- There are no concrete, widely accepted guidelines. Interviewees assess images on a case-by-case basis.
- The industry should try to develop a verifiable “digital audit trail.”
Darkrooms as an analogy
This is perhaps the most instructive statement. Even though digital capture is necessarily computational in nature, we still use darkroom analogs in explaining manipulation. Photoshop icons are even skeumorphic in that regards (e.g. dodge and burn). We now do things in Photoshop that are much faster than their darkroom processes (e.g. masking), but we also do things that were impossible (e.g. lens correction, channel mixing, magic wand selection). When photographers and organizations describe acceptable manipulation as “the stuff we did in the darkroom,” they are not accurately accounting for the state of digital photography.
There are no concrete guidelines

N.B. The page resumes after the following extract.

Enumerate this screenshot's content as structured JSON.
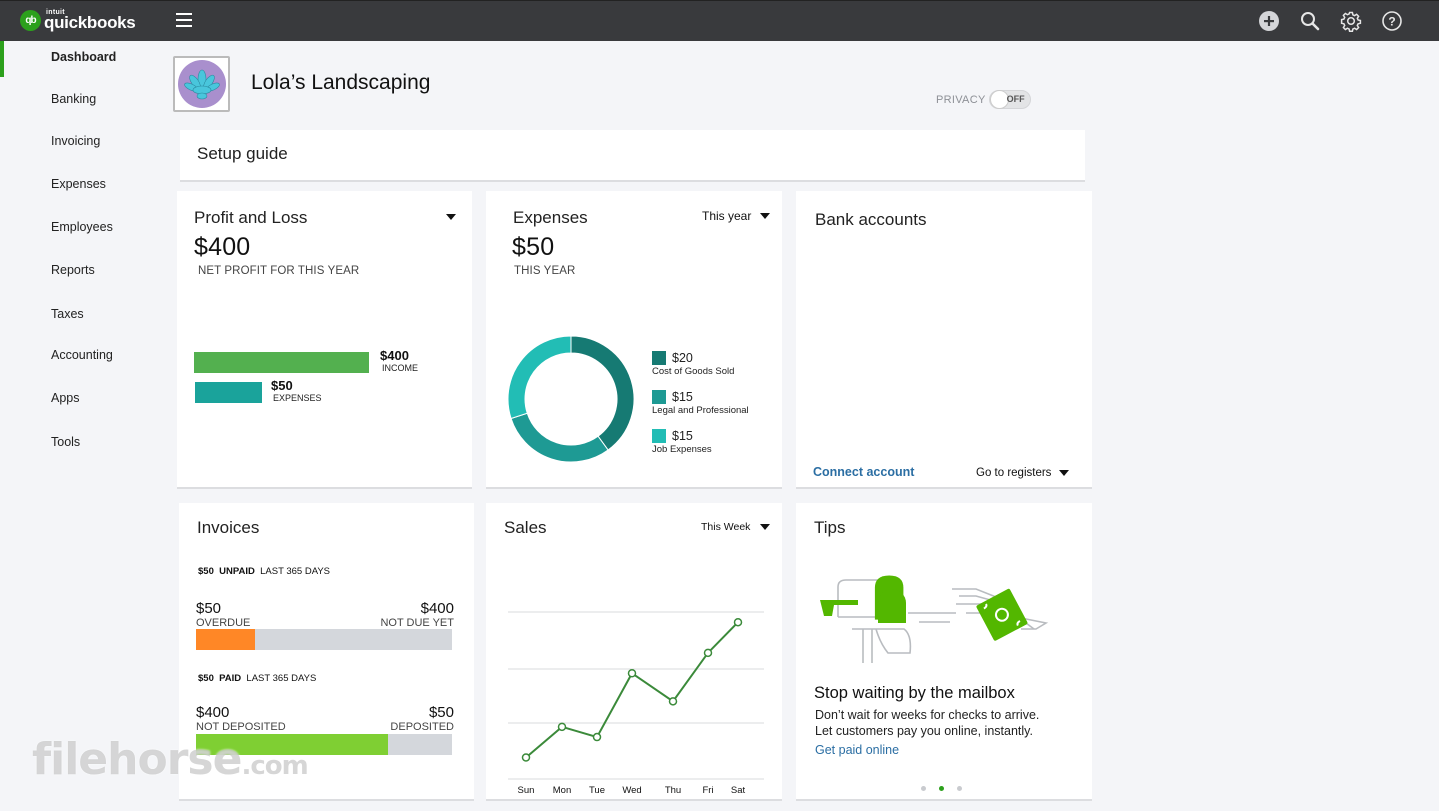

The report notes that a number of organizations in the US have published guidelines or code of ethics, but this type of statement rarely exists in the rest of the world. Combined with a generally more liberal attitude towards manipulation in Europe, it’s easy to see how a contest like World Press Photo would have such variance in understanding and acceptability of manipulation.

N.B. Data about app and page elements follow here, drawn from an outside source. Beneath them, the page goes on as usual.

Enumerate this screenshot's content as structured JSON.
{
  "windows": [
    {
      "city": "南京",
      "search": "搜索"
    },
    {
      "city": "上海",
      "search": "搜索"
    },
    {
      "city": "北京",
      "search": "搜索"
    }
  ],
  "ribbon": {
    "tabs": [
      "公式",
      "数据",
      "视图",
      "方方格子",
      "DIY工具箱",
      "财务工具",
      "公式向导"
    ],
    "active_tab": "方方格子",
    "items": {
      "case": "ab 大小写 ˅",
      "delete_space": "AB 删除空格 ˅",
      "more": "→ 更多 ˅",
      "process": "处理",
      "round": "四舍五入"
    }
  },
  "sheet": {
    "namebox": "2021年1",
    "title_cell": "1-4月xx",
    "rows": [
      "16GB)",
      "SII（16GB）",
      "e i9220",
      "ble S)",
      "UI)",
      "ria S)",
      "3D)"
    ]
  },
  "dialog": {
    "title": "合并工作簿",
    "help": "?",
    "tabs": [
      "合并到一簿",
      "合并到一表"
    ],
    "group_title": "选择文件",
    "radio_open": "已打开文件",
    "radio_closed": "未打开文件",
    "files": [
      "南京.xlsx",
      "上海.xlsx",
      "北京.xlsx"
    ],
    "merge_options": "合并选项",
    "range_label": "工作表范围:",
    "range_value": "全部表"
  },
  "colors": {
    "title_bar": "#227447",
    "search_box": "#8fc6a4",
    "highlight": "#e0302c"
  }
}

The industry should develop a digital audit trail
Revision control and centralized repositories are a cornerstone of open-source software, and even consumer cloud software (e.g. Google Docs) provides a history of changes. The process and mechanisms for creating an audit trail are easily understood, but very data intensive insofar as an image history is concerned. Instead, contests should simply rely upon the “original” image and compare it to the final submission. If we agree that there will be no consensus on exact guidelines, then the only way to gauge whether something is within bounds is to use before/after comparisons.
All of this aside, I still refer back to my piece entitled “Why Do Photo Contest Winners Look Like Movie Posters?” and show you the World Press Photo winners in 2003 and 2012.
What have we really gained by the overcooking of the more recent image? Is it more accurate? More truthful? The Bouju image is as powerful as the Hansen image, and it doesn’t rely on heavy toning. Both images have incredible composition, overall scene exposure, and capture a peak moment. But with the Hansen image, I feel like I have been visually clickbaited.
Visual tastes may change, but the way the real world looks doesn’t. That to me is the biggest takeaway in the manipulation fracas.